The first AES (Audio Engineering Society) convention I ever attended was 1968 in Los Angeles. At the AES that year were a dozen or so exhibitors. One was a guy named Ray Dolby who was showing his revolutionary “Type A” noise reduction, one channel of which took maybe 7 rack units?! Across from him was Paul Klipsch showing his “Heresy” bookshelf speaker (since he only believed in horn loaded speaker designs). Of course, I didn’t know that I was seeing history in the making, that these people were the icons of audio. How little we know when we are young and foolish. (Now I am old and foolish.) I snuck in to the AES show in 1968. I joined AES in 1969. Read more
We recently received a letter from Jim Schultz in Warren, CT and thought we’d share:
I have been meaning to write for almost a year now to extol the virtues of this excellent microphone cable.
30+ years ago, when I was doing broadcast and remote work aside from my “regular” job of air personality, production director and assistant CE for an AM/FM combo here in Western CT, I decided to bite the bullet, spend some money, and make up some microphone cables that would last for a while. I bought a 500 foot roll of 8412, a bunch of Switchcraft XLRs, and went to work making up 10 fifty footers. Read more
If you’ve read the last few blogs, you’ll know we’ve been discussing balanced lines, differential signals, and common-mode noise rejection. But one of the key factors we really haven’t discussed is the cable itself.
In the last blog, we talked about how electromagnetic noise signals, called common mode noise, hits both wires in our twisted pair and cancels out. But, to be truthful, the noise is cancelled out only if the two signals are identical. The closer to identical they are, the greater the rejection or common mode rejection ratio, CMRR will be.
We have a saying in cable manufacturing: physicals equal electricals. What this means is that the two wires need to be physically identical if we want the noise signals to also be identical, and the noise rejection to be 100%.

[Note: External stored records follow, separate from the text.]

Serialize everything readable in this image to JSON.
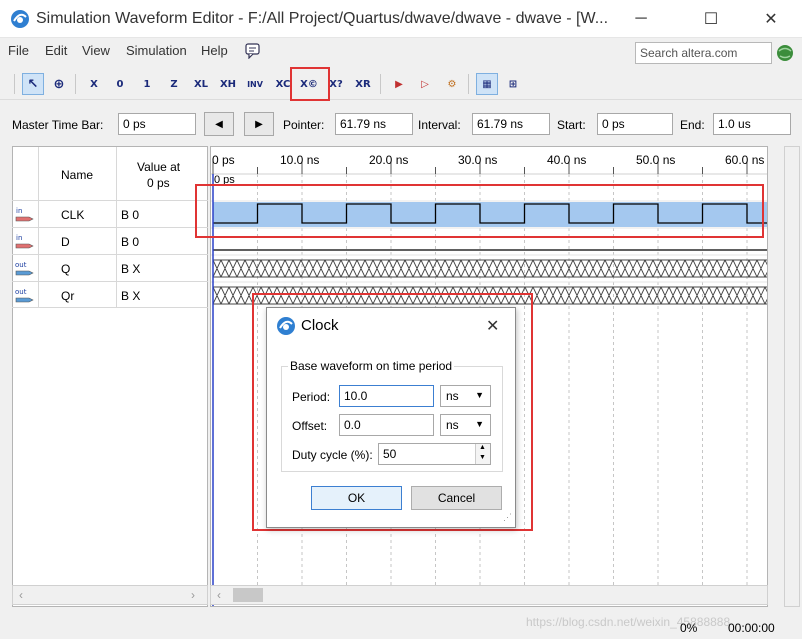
{
  "window": {
    "title": "Simulation Waveform Editor - F:/All Project/Quartus/dwave/dwave - dwave - [W...",
    "minimize_glyph": "─",
    "maximize_glyph": "☐",
    "close_glyph": "✕"
  },
  "menu": {
    "items": [
      {
        "label": "File",
        "name": "menu-file"
      },
      {
        "label": "Edit",
        "name": "menu-edit"
      },
      {
        "label": "View",
        "name": "menu-view"
      },
      {
        "label": "Simulation",
        "name": "menu-simulation"
      },
      {
        "label": "Help",
        "name": "menu-help"
      }
    ],
    "search_placeholder": "Search altera.com"
  },
  "toolbar": {
    "buttons": [
      {
        "icon": "selection-tool-icon",
        "glyph": "↖"
      },
      {
        "icon": "zoom-tool-icon",
        "glyph": "⊕"
      },
      {
        "icon": "force-unknown-icon",
        "glyph": "X"
      },
      {
        "icon": "force-low-icon",
        "glyph": "0"
      },
      {
        "icon": "force-high-icon",
        "glyph": "1"
      },
      {
        "icon": "force-high-impedance-icon",
        "glyph": "Z"
      },
      {
        "icon": "force-weak-low-icon",
        "glyph": "XL"
      },
      {
        "icon": "force-weak-high-icon",
        "glyph": "XH"
      },
      {
        "icon": "invert-icon",
        "glyph": "INV"
      },
      {
        "icon": "count-value-icon",
        "glyph": "XC"
      },
      {
        "icon": "overwrite-clock-icon",
        "glyph": "X©"
      },
      {
        "icon": "arbitrary-value-icon",
        "glyph": "X?"
      },
      {
        "icon": "random-values-icon",
        "glyph": "XR"
      },
      {
        "icon": "run-functional-simulation-icon",
        "glyph": "▶"
      },
      {
        "icon": "run-timing-simulation-icon",
        "glyph": "▷"
      },
      {
        "icon": "generate-netlist-icon",
        "glyph": "⚙"
      },
      {
        "icon": "snap-to-grid-icon",
        "glyph": "▦"
      },
      {
        "icon": "sort-signals-icon",
        "glyph": "⊞"
      }
    ]
  },
  "timebar": {
    "master_label": "Master Time Bar:",
    "master_value": "0 ps",
    "prev_glyph": "◀",
    "next_glyph": "▶",
    "pointer_label": "Pointer:",
    "pointer_value": "61.79 ns",
    "interval_label": "Interval:",
    "interval_value": "61.79 ns",
    "start_label": "Start:",
    "start_value": "0 ps",
    "end_label": "End:",
    "end_value": "1.0 us"
  },
  "signals": {
    "header_name": "Name",
    "header_value_line1": "Value at",
    "header_value_line2": "0 ps",
    "rows": [
      {
        "type": "in",
        "name": "CLK",
        "value": "B 0"
      },
      {
        "type": "in",
        "name": "D",
        "value": "B 0"
      },
      {
        "type": "out",
        "name": "Q",
        "value": "B X"
      },
      {
        "type": "out",
        "name": "Qr",
        "value": "B X"
      }
    ]
  },
  "wave": {
    "ticks": [
      "0 ps",
      "10.0 ns",
      "20.0 ns",
      "30.0 ns",
      "40.0 ns",
      "50.0 ns",
      "60.0 ns"
    ],
    "cursor_label": "0 ps",
    "clock_period_ns": 10,
    "clock_duty": 0.5,
    "end_ns": 62.5,
    "colors": {
      "clk_fill": "#a4c8ef",
      "cursor": "#2a40c8",
      "grid": "#c6c6c6"
    }
  },
  "dialog": {
    "title": "Clock",
    "close_glyph": "✕",
    "group_label": "Base waveform on time period",
    "period_label": "Period:",
    "period_value": "10.0",
    "period_unit": "ns",
    "offset_label": "Offset:",
    "offset_value": "0.0",
    "offset_unit": "ns",
    "duty_label": "Duty cycle (%):",
    "duty_value": "50",
    "ok_label": "OK",
    "cancel_label": "Cancel"
  },
  "status": {
    "progress": "0%",
    "time": "00:00:00",
    "watermark": "https://blog.csdn.net/weixin_45888888"
  }
}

Well, aren’t the two wires in a twisted pair ‘automatically’ identical? After all, we twist those wires together. Isn’t that enough? Sure, twisting helps a lot, but it doesn’t make the two wires identical. Those two wires should also be the same AWG (gauge) size. Read more